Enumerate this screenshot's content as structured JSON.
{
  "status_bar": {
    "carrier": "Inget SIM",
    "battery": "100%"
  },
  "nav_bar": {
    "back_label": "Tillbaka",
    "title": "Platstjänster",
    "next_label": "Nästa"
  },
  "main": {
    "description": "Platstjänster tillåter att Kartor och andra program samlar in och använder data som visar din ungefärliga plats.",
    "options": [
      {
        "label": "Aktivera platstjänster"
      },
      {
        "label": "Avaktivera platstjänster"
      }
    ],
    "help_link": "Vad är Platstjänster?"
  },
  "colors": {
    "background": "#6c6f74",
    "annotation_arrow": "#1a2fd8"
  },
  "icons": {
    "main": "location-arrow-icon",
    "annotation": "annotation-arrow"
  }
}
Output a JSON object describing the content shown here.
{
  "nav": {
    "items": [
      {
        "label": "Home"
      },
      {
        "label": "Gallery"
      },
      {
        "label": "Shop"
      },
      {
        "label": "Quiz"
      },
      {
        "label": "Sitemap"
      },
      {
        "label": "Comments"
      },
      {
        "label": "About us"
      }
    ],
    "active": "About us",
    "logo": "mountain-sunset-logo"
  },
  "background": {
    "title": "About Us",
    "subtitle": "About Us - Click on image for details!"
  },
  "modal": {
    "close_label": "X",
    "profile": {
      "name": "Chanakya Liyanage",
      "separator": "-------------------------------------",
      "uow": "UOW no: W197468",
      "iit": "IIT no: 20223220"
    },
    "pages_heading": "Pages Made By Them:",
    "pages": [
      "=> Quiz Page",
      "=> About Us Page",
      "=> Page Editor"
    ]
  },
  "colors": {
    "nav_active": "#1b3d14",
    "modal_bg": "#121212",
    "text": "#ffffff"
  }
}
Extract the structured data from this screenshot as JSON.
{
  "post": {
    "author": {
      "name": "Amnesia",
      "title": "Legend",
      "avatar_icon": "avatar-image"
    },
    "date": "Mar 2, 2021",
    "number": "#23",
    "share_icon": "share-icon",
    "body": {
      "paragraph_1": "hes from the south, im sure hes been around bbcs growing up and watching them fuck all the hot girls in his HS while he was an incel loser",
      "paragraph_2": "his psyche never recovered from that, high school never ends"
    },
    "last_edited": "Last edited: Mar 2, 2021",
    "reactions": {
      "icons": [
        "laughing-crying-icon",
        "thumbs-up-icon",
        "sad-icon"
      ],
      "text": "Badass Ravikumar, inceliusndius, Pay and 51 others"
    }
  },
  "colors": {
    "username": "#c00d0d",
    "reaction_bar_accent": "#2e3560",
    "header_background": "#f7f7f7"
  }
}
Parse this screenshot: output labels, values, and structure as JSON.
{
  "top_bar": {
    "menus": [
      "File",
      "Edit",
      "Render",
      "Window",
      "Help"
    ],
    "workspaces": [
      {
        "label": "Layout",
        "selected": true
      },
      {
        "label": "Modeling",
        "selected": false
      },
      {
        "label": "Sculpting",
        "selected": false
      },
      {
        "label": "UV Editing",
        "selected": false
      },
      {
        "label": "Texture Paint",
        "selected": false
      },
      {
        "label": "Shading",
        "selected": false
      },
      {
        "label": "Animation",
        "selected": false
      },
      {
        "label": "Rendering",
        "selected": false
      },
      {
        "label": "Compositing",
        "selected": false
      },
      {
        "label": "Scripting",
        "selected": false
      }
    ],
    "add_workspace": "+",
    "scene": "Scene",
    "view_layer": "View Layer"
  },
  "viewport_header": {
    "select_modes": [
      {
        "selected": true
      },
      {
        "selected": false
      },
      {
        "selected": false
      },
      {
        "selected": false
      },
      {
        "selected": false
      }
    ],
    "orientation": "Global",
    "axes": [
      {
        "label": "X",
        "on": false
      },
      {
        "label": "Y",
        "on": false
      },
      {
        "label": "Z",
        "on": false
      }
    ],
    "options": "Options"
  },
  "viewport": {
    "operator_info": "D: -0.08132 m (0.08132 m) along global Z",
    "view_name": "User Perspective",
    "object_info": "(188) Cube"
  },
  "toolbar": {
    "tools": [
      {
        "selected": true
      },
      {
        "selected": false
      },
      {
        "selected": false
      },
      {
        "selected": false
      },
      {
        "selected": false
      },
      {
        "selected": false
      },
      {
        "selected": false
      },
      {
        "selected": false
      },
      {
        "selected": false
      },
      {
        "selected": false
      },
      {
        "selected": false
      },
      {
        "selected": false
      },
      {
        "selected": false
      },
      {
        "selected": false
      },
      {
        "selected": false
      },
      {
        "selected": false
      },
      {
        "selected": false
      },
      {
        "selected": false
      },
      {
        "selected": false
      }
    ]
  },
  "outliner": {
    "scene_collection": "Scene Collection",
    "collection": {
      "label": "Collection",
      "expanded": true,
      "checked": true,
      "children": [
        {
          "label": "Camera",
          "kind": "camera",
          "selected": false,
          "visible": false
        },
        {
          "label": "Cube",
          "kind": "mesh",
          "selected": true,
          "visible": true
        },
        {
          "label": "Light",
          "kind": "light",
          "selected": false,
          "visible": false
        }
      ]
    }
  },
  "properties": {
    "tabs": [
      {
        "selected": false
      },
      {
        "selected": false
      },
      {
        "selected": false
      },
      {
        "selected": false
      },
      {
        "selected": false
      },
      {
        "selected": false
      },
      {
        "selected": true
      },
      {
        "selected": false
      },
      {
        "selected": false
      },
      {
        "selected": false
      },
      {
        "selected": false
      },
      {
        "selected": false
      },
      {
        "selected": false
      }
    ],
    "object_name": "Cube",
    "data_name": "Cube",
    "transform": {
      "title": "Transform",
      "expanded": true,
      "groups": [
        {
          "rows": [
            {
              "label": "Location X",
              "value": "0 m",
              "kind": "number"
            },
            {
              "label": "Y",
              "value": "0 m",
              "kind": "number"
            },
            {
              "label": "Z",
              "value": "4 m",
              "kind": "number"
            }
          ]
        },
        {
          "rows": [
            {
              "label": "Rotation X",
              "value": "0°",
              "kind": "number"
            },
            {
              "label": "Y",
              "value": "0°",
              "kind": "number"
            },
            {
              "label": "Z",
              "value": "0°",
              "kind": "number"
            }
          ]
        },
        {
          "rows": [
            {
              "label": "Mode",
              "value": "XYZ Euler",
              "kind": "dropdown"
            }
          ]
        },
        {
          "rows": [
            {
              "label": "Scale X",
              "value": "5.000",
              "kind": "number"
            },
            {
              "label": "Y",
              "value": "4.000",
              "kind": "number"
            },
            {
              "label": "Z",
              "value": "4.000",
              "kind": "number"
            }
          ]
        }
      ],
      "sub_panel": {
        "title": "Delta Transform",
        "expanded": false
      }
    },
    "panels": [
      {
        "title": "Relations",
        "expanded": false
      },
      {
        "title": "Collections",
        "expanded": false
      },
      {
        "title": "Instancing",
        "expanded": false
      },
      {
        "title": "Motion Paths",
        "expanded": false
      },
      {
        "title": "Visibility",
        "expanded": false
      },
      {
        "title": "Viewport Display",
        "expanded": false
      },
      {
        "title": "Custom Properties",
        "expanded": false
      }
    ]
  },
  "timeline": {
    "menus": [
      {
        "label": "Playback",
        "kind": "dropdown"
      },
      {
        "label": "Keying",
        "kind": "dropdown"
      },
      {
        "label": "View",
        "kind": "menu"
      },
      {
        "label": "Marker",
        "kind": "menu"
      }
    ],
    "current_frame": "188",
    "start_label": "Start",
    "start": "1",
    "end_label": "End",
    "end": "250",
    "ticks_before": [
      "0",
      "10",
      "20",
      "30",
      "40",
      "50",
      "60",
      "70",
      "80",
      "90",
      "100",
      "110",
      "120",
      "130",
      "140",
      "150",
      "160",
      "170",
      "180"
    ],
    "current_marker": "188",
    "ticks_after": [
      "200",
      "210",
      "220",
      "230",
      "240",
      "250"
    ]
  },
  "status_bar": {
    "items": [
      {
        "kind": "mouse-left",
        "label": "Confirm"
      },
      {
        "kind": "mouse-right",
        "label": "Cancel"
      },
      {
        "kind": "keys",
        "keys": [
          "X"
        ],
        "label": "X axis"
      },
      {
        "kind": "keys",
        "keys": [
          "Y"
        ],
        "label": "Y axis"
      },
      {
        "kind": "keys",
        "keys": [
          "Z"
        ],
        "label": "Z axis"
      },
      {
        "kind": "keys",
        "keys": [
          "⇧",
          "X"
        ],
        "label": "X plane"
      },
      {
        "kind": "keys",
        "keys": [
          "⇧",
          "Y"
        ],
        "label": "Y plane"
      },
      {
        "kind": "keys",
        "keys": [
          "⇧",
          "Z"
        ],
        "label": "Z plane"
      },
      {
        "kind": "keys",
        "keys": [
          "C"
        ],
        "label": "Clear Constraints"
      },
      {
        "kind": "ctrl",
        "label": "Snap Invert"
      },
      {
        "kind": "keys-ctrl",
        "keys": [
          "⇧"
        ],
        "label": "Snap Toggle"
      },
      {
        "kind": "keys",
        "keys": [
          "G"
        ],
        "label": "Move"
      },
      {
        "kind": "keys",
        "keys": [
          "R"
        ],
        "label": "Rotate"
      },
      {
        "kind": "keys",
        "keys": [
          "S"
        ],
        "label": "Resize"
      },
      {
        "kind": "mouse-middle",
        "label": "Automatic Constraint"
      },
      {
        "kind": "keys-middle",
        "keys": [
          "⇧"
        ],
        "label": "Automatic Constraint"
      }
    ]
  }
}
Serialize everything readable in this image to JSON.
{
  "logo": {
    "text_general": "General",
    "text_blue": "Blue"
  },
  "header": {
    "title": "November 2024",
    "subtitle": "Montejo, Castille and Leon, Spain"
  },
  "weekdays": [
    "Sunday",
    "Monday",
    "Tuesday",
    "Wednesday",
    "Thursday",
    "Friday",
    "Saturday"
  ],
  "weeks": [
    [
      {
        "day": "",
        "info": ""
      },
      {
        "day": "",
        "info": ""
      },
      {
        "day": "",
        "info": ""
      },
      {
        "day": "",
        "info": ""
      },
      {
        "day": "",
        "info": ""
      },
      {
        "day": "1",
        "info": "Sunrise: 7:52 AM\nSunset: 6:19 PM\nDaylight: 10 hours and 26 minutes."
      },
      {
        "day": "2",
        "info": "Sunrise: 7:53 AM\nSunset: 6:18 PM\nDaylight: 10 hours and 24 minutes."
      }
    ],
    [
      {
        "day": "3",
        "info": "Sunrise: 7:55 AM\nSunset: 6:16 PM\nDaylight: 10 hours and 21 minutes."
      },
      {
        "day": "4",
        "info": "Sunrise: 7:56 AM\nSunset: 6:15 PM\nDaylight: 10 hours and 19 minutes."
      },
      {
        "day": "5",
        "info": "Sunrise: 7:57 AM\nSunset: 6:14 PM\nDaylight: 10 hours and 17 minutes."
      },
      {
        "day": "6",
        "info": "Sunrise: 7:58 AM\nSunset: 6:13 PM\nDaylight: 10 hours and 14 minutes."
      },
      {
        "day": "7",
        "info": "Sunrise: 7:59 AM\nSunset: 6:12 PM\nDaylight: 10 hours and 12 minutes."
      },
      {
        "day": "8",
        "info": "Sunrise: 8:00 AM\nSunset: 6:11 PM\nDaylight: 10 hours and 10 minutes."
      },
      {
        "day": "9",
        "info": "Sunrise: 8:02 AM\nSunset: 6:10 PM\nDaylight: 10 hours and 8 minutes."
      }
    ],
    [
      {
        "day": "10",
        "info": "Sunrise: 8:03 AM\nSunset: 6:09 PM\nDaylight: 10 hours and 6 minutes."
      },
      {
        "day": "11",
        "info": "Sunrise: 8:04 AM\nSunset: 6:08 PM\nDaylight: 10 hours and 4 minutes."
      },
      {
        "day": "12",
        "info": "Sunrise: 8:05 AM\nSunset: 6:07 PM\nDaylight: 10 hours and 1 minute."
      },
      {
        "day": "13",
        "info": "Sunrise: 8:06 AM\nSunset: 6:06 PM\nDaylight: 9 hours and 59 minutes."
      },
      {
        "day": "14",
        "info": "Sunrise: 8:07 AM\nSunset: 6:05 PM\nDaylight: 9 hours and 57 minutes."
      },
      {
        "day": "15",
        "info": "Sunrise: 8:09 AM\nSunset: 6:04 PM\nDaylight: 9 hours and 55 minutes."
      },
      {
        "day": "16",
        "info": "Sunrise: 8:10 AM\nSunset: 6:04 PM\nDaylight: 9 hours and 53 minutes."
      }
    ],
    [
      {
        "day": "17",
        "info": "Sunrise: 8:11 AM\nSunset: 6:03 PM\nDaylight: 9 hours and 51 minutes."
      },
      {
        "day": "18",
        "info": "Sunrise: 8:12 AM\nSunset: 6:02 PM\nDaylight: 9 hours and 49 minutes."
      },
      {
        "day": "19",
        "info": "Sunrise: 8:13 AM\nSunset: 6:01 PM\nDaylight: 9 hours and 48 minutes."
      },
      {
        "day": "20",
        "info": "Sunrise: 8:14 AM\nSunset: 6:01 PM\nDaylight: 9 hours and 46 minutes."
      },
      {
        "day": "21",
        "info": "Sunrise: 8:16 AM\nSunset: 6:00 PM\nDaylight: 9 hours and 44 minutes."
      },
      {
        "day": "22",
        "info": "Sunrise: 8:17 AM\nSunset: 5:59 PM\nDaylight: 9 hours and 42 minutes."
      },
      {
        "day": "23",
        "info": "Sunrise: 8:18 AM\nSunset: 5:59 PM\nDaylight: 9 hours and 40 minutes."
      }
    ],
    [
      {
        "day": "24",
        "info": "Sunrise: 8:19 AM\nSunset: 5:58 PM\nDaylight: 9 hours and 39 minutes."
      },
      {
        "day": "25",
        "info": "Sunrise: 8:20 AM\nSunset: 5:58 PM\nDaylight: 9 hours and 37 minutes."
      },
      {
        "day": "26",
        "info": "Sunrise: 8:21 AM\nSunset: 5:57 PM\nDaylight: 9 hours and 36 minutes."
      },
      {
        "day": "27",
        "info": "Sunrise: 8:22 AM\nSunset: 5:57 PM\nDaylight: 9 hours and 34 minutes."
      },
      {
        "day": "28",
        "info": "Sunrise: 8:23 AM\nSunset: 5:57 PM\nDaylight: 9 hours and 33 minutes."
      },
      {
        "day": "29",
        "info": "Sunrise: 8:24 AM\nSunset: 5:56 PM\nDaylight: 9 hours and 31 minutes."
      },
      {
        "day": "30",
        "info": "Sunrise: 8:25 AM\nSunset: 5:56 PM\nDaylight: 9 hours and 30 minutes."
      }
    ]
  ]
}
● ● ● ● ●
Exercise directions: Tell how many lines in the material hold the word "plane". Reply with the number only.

Exercise output: 3